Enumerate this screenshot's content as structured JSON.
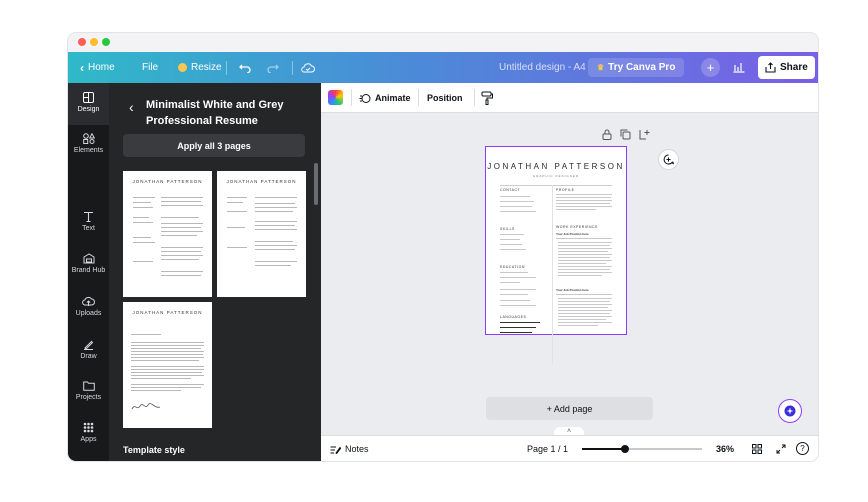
{
  "window": {
    "dots": [
      "#ff5f57",
      "#febc2e",
      "#28c840"
    ]
  },
  "topbar": {
    "home": "Home",
    "file": "File",
    "resize": "Resize",
    "design_title": "Untitled design - A4",
    "try_pro": "Try Canva Pro",
    "share": "Share"
  },
  "rail": {
    "items": [
      {
        "label": "Design",
        "icon": "layout-icon"
      },
      {
        "label": "Elements",
        "icon": "shapes-icon"
      },
      {
        "label": "Text",
        "icon": "text-icon"
      },
      {
        "label": "Brand Hub",
        "icon": "brand-icon"
      },
      {
        "label": "Uploads",
        "icon": "cloud-upload-icon"
      },
      {
        "label": "Draw",
        "icon": "pen-icon"
      },
      {
        "label": "Projects",
        "icon": "folder-icon"
      },
      {
        "label": "Apps",
        "icon": "grid-icon"
      }
    ]
  },
  "panel": {
    "title_line1": "Minimalist White and Grey",
    "title_line2": "Professional Resume",
    "apply_button": "Apply all 3 pages",
    "template_style": "Template style",
    "thumb_name": "JONATHAN PATTERSON"
  },
  "toolbar": {
    "animate": "Animate",
    "position": "Position"
  },
  "page": {
    "name": "JONATHAN PATTERSON",
    "role": "GRAPHIC DESIGNER",
    "contact": "CONTACT",
    "profile": "PROFILE",
    "skills": "SKILLS",
    "work": "WORK EXPERIENCE",
    "education": "EDUCATION",
    "languages": "LANGUAGES",
    "job1": "Your Job Position here",
    "job2": "Your Job Position here"
  },
  "canvas": {
    "add_page": "+ Add page"
  },
  "bottombar": {
    "notes": "Notes",
    "page_indicator": "Page 1 / 1",
    "zoom": "36%",
    "zoom_level": 0.36
  },
  "colors": {
    "accent": "#8b3dff",
    "topbar_start": "#2fb9c9",
    "topbar_end": "#7a5fe6",
    "pro_crown": "#f9c74f"
  }
}
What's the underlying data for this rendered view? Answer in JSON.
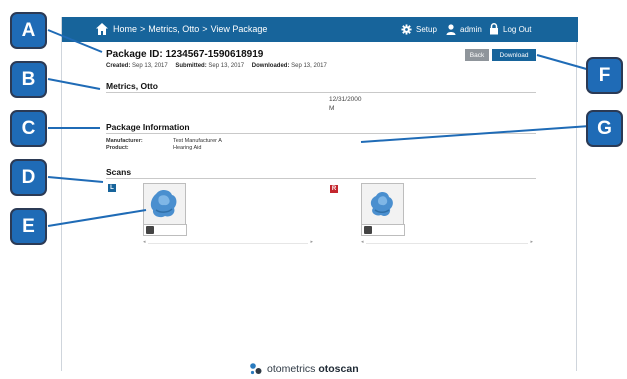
{
  "nav": {
    "breadcrumb": [
      "Home",
      "Metrics, Otto",
      "View Package"
    ],
    "separator": ">",
    "setup": "Setup",
    "user": "admin",
    "logout": "Log Out"
  },
  "package": {
    "title": "Package ID: 1234567-1590618919",
    "created_label": "Created:",
    "created": "Sep 13, 2017",
    "submitted_label": "Submitted:",
    "submitted": "Sep 13, 2017",
    "downloaded_label": "Downloaded:",
    "downloaded": "Sep 13, 2017"
  },
  "buttons": {
    "back": "Back",
    "download": "Download"
  },
  "patient": {
    "name": "Metrics, Otto",
    "dob": "12/31/2000",
    "sex": "M"
  },
  "package_info": {
    "title": "Package Information",
    "manufacturer_label": "Manufacturer:",
    "manufacturer": "Test Manufacturer A",
    "product_label": "Product:",
    "product": "Hearing Aid"
  },
  "scans": {
    "title": "Scans",
    "left_badge": "L",
    "right_badge": "R"
  },
  "footer": {
    "brand": "otometrics",
    "product": "otoscan"
  },
  "callouts": [
    "A",
    "B",
    "C",
    "D",
    "E",
    "F",
    "G"
  ],
  "colors": {
    "header": "#17649b",
    "callout": "#1f6bb6",
    "left_ear": "#17649b",
    "right_ear": "#c4262e",
    "scan_model": "#4a8fcf"
  },
  "icons": [
    "home-icon",
    "gear-icon",
    "user-icon",
    "lock-icon",
    "camera-icon",
    "scroll-left-icon",
    "scroll-right-icon",
    "otometrics-logo-icon"
  ]
}
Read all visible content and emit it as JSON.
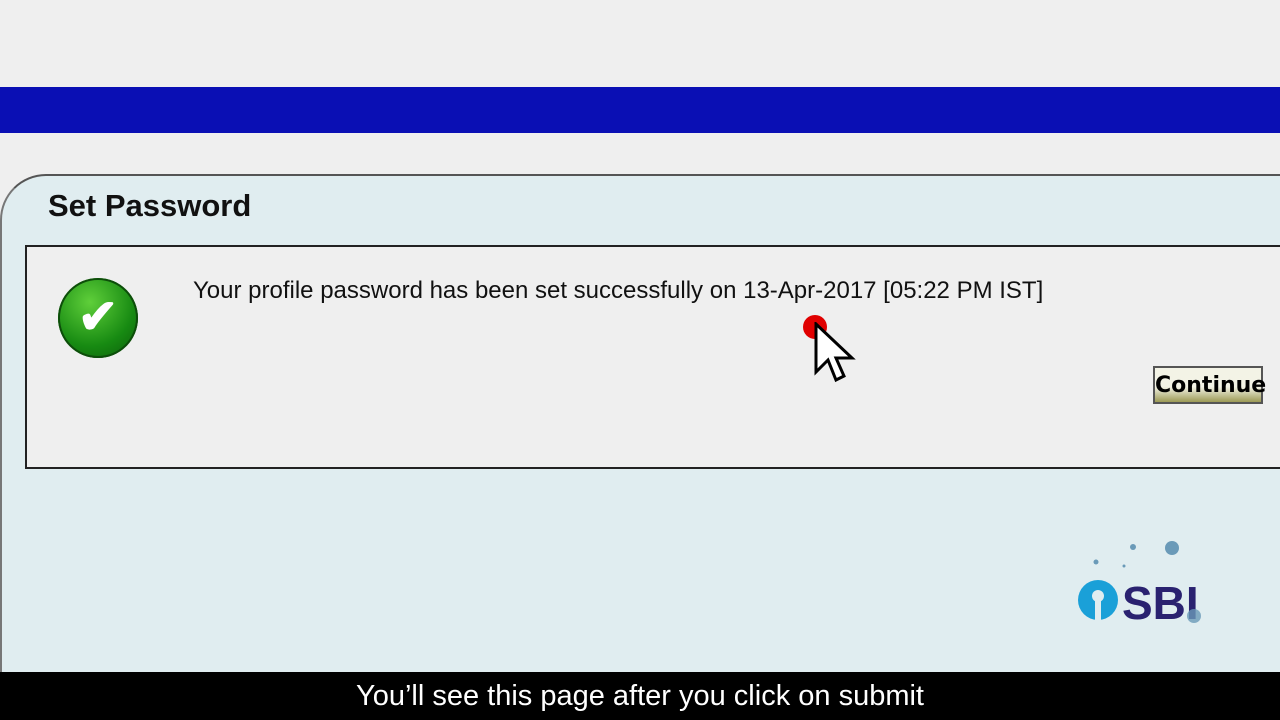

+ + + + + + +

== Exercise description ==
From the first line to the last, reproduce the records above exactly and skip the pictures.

== Exercise solution ==
Enumerate this screenshot's content as structured JSON.
{
  "window": {
    "dots": [
      "#ff5f57",
      "#febc2e",
      "#28c840"
    ]
  },
  "topbar": {
    "home": "Home",
    "file": "File",
    "resize": "Resize",
    "design_title": "Untitled design - A4",
    "try_pro": "Try Canva Pro",
    "share": "Share"
  },
  "rail": {
    "items": [
      {
        "label": "Design",
        "icon": "layout-icon"
      },
      {
        "label": "Elements",
        "icon": "shapes-icon"
      },
      {
        "label": "Text",
        "icon": "text-icon"
      },
      {
        "label": "Brand Hub",
        "icon": "brand-icon"
      },
      {
        "label": "Uploads",
        "icon": "cloud-upload-icon"
      },
      {
        "label": "Draw",
        "icon": "pen-icon"
      },
      {
        "label": "Projects",
        "icon": "folder-icon"
      },
      {
        "label": "Apps",
        "icon": "grid-icon"
      }
    ]
  },
  "panel": {
    "title_line1": "Minimalist White and Grey",
    "title_line2": "Professional Resume",
    "apply_button": "Apply all 3 pages",
    "template_style": "Template style",
    "thumb_name": "JONATHAN PATTERSON"
  },
  "toolbar": {
    "animate": "Animate",
    "position": "Position"
  },
  "page": {
    "name": "JONATHAN PATTERSON",
    "role": "GRAPHIC DESIGNER",
    "contact": "CONTACT",
    "profile": "PROFILE",
    "skills": "SKILLS",
    "work": "WORK EXPERIENCE",
    "education": "EDUCATION",
    "languages": "LANGUAGES",
    "job1": "Your Job Position here",
    "job2": "Your Job Position here"
  },
  "canvas": {
    "add_page": "+ Add page"
  },
  "bottombar": {
    "notes": "Notes",
    "page_indicator": "Page 1 / 1",
    "zoom": "36%",
    "zoom_level": 0.36
  },
  "colors": {
    "accent": "#8b3dff",
    "topbar_start": "#2fb9c9",
    "topbar_end": "#7a5fe6",
    "pro_crown": "#f9c74f"
  }
}
What's the underlying data for this rendered view? Answer in JSON.
{
  "nav": {
    "breadcrumb": [
      "Home",
      "Metrics, Otto",
      "View Package"
    ],
    "separator": ">",
    "setup": "Setup",
    "user": "admin",
    "logout": "Log Out"
  },
  "package": {
    "title": "Package ID: 1234567-1590618919",
    "created_label": "Created:",
    "created": "Sep 13, 2017",
    "submitted_label": "Submitted:",
    "submitted": "Sep 13, 2017",
    "downloaded_label": "Downloaded:",
    "downloaded": "Sep 13, 2017"
  },
  "buttons": {
    "back": "Back",
    "download": "Download"
  },
  "patient": {
    "name": "Metrics, Otto",
    "dob": "12/31/2000",
    "sex": "M"
  },
  "package_info": {
    "title": "Package Information",
    "manufacturer_label": "Manufacturer:",
    "manufacturer": "Test Manufacturer A",
    "product_label": "Product:",
    "product": "Hearing Aid"
  },
  "scans": {
    "title": "Scans",
    "left_badge": "L",
    "right_badge": "R"
  },
  "footer": {
    "brand": "otometrics",
    "product": "otoscan"
  },
  "callouts": [
    "A",
    "B",
    "C",
    "D",
    "E",
    "F",
    "G"
  ],
  "colors": {
    "header": "#17649b",
    "callout": "#1f6bb6",
    "left_ear": "#17649b",
    "right_ear": "#c4262e",
    "scan_model": "#4a8fcf"
  },
  "icons": [
    "home-icon",
    "gear-icon",
    "user-icon",
    "lock-icon",
    "camera-icon",
    "scroll-left-icon",
    "scroll-right-icon",
    "otometrics-logo-icon"
  ]
}
Read all visible content and emit it as JSON.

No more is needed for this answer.